How do we address the large issues facing our time: Black Lives Matter, climate change, the persistence of poverty and inequality? Dialogue enables us to listen with openness and humility, and moves us to respond.
I heard the singer before I saw him: a deep natural voice and a lilting folk song.
He was free and was singing of it: without agenda, anxiety or ambition; alone on a bicycle and together with the universe around him.
Clearings do as they say if we accept their invitation to sit and be. What is tangled, busy, anxious and self-preoccupied can be released into the space they offer. God begins to unravel us if only we allow the room.

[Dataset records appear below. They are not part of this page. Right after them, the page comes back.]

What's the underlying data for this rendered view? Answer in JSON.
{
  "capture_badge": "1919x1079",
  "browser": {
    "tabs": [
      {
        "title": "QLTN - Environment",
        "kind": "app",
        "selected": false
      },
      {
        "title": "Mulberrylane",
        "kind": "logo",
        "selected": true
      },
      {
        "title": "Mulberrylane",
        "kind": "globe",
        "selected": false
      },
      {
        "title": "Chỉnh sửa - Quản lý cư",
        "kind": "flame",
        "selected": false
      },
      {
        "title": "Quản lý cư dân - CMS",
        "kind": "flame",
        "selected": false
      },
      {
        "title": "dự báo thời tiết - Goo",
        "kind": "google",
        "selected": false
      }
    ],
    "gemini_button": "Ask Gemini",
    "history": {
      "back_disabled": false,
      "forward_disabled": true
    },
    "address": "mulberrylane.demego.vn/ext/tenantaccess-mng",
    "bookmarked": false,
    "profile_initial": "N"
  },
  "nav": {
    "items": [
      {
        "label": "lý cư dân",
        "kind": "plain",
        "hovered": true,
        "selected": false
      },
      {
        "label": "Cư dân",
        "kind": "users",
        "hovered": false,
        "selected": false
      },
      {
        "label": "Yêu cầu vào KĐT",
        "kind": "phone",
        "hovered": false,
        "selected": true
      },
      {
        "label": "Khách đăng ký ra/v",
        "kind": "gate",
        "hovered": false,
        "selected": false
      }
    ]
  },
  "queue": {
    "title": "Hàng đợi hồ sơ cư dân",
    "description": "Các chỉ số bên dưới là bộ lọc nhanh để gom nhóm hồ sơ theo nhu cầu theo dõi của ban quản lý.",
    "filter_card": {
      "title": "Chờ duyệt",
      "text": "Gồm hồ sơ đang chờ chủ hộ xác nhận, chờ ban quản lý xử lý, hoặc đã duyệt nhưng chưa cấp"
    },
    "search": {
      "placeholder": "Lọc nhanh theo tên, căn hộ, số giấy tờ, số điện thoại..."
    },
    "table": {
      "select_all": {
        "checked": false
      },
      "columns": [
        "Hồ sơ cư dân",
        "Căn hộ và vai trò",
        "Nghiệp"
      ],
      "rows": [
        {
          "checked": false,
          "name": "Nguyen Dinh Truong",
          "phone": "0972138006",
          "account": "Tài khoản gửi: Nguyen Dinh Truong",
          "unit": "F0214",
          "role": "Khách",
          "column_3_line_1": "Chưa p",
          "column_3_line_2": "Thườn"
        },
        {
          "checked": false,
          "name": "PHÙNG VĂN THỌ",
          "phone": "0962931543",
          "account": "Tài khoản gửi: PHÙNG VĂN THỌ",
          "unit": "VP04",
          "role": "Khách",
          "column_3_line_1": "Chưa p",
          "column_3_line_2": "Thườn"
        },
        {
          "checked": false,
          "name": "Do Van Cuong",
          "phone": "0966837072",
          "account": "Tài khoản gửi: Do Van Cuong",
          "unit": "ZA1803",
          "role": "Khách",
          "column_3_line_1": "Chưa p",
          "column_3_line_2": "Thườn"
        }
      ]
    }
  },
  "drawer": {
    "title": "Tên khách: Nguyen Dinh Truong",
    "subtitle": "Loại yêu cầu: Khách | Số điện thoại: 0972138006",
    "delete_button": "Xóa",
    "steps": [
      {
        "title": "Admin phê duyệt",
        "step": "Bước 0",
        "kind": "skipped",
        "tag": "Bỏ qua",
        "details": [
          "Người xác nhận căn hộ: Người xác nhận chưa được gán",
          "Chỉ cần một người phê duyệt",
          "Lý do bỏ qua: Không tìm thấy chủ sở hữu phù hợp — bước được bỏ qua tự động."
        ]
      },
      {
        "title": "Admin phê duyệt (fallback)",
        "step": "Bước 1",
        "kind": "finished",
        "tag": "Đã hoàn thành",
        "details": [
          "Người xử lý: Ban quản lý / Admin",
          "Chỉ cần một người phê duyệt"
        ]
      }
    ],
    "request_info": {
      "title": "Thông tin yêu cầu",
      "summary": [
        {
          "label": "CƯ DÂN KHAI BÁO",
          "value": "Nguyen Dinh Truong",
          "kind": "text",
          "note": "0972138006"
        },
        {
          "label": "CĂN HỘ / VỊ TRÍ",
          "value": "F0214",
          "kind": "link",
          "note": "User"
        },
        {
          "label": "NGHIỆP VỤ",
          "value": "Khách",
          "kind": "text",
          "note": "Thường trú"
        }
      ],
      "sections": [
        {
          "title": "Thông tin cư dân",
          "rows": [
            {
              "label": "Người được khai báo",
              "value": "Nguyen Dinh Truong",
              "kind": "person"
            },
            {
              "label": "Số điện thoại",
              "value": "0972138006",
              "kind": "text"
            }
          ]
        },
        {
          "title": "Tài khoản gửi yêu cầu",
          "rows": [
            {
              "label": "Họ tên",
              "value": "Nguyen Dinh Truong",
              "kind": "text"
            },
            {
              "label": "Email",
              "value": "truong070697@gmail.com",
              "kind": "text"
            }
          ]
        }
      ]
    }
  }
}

Could God be like this: so generous, patient and persistent? Is that other God of demand and fear a projection of all that is wounded and wounding in humankind? What might happen if we dared – in spite of our fears – to act as if it were so?
Luke's Gospel introduces us to Martha, who welcomes the traveller, Jesus, into her home. She provides him not just with food, but a place to rest and to be among friends. Others see Jesus as the preacher and healer – someone who will give them what they need. Martha sees the human being who is hungry and tired; she asks nothing of him. Martha is a spiritual woman, attentive to what is going on in the moment, and able to look beyond her own needs to make room for the unexpected guest.